Booi Mohapi from the Catholic Commission for Justice and Peace said people should have been notified long before any decision was taken.
“The LEC must at least wait for a period of about 18 months so that people can be ready for such an increase in tariffs,” Mohapi said.
The LEC however said it needs M422 million to improve its infrastructure to support the increase in its customer base.
The electricity company has 89 000 customers and there is a need for more infrastructure development to support increased growth in new electricity connections, the company said.
LEC general commercial manager, Josh Chifamba, said the proposed tariff increases “were the bare minimum requirement that is needed to maintain the additional investment that the company needs to supply electricity”.
“There are certain investments that need to go ahead even though we are just recovering from the recession,” Chifamba said.
“There has been a decline in industry energy sales due to the global recession as evidenced by some company closures.”

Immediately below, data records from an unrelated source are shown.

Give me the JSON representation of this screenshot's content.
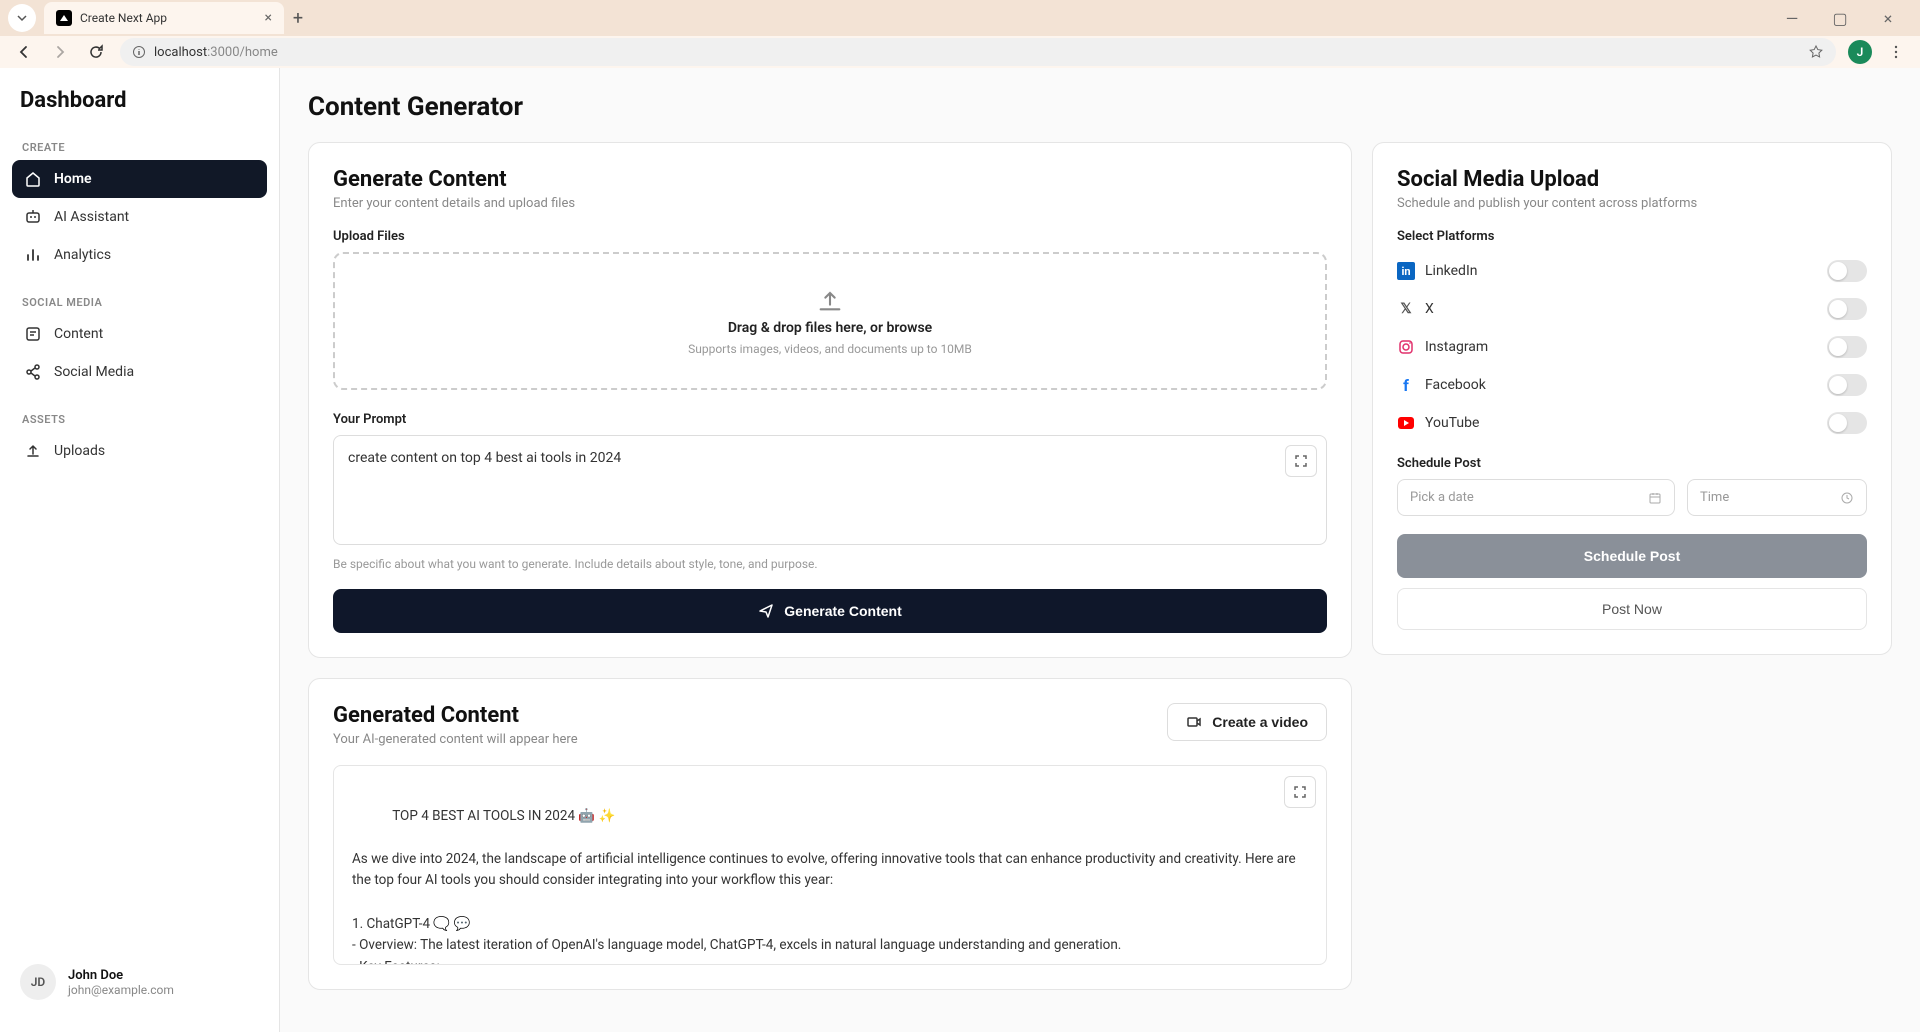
{
  "browser": {
    "tab_title": "Create Next App",
    "url_host": "localhost",
    "url_port": ":3000",
    "url_path": "/home",
    "profile_initial": "J"
  },
  "sidebar": {
    "title": "Dashboard",
    "sections": {
      "create": {
        "label": "CREATE"
      },
      "social": {
        "label": "SOCIAL MEDIA"
      },
      "assets": {
        "label": "ASSETS"
      }
    },
    "items": {
      "home": "Home",
      "ai_assistant": "AI Assistant",
      "analytics": "Analytics",
      "content": "Content",
      "social_media": "Social Media",
      "uploads": "Uploads"
    },
    "user": {
      "initials": "JD",
      "name": "John Doe",
      "email": "john@example.com"
    }
  },
  "page": {
    "title": "Content Generator"
  },
  "generate": {
    "title": "Generate Content",
    "subtitle": "Enter your content details and upload files",
    "upload_label": "Upload Files",
    "dropzone_text": "Drag & drop files here, or browse",
    "dropzone_sub": "Supports images, videos, and documents up to 10MB",
    "prompt_label": "Your Prompt",
    "prompt_value": "create content on top 4 best ai tools in 2024",
    "prompt_hint": "Be specific about what you want to generate. Include details about style, tone, and purpose.",
    "button": "Generate Content"
  },
  "generated": {
    "title": "Generated Content",
    "subtitle": "Your AI-generated content will appear here",
    "video_button": "Create a video",
    "body": "TOP 4 BEST AI TOOLS IN 2024 🤖 ✨\n\nAs we dive into 2024, the landscape of artificial intelligence continues to evolve, offering innovative tools that can enhance productivity and creativity. Here are the top four AI tools you should consider integrating into your workflow this year:\n\n1. ChatGPT-4 🗨️ 💬\n- Overview: The latest iteration of OpenAI's language model, ChatGPT-4, excels in natural language understanding and generation.\n- Key Features:\n- Improved contextual understanding for more relevant responses."
  },
  "social": {
    "title": "Social Media Upload",
    "subtitle": "Schedule and publish your content across platforms",
    "select_label": "Select Platforms",
    "platforms": {
      "linkedin": "LinkedIn",
      "x": "X",
      "instagram": "Instagram",
      "facebook": "Facebook",
      "youtube": "YouTube"
    },
    "schedule_label": "Schedule Post",
    "date_placeholder": "Pick a date",
    "time_placeholder": "Time",
    "schedule_button": "Schedule Post",
    "post_now_button": "Post Now"
  },
  "colors": {
    "linkedin": "#0a66c2",
    "x": "#555555",
    "instagram": "#e1306c",
    "facebook": "#1877f2",
    "youtube": "#ff0000"
  }
}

He added that the LEC was looking to diversify its income streams and was looking into the mining sector as there are projects that are set to begin this year.
However, he said to support such projects there was need for more investments.
LEC corporate planning manager, Lefa Motlalane, said the proposed tariff increases are expected to cover the cost of sales of M157 million, operational costs expected to be M246 million and return on assets amounting to M19 million.
“Eskom has increased its tariffs by 24.8 percent, EDM by 12 percent and there has been a substantial increase in our operational costs,” said Motlalane.
For domestic customers (households) there is going to be a 12 lisente increase from the current 66 lisente to 78 lisente per kilowatt hour representing an increase of roughly 17 percent should the application succeed.
The industrial sector will see a 15 percent increase for maximum use and 15 percent for commercial use.
The pricing committee from the regulating body, the Lesotho Electricity Authority, said the LEC must look into cost-cutting measures and reduce some of the benefits that some of the employees receive.
The regulating body is expected to make a decision at the end of this month.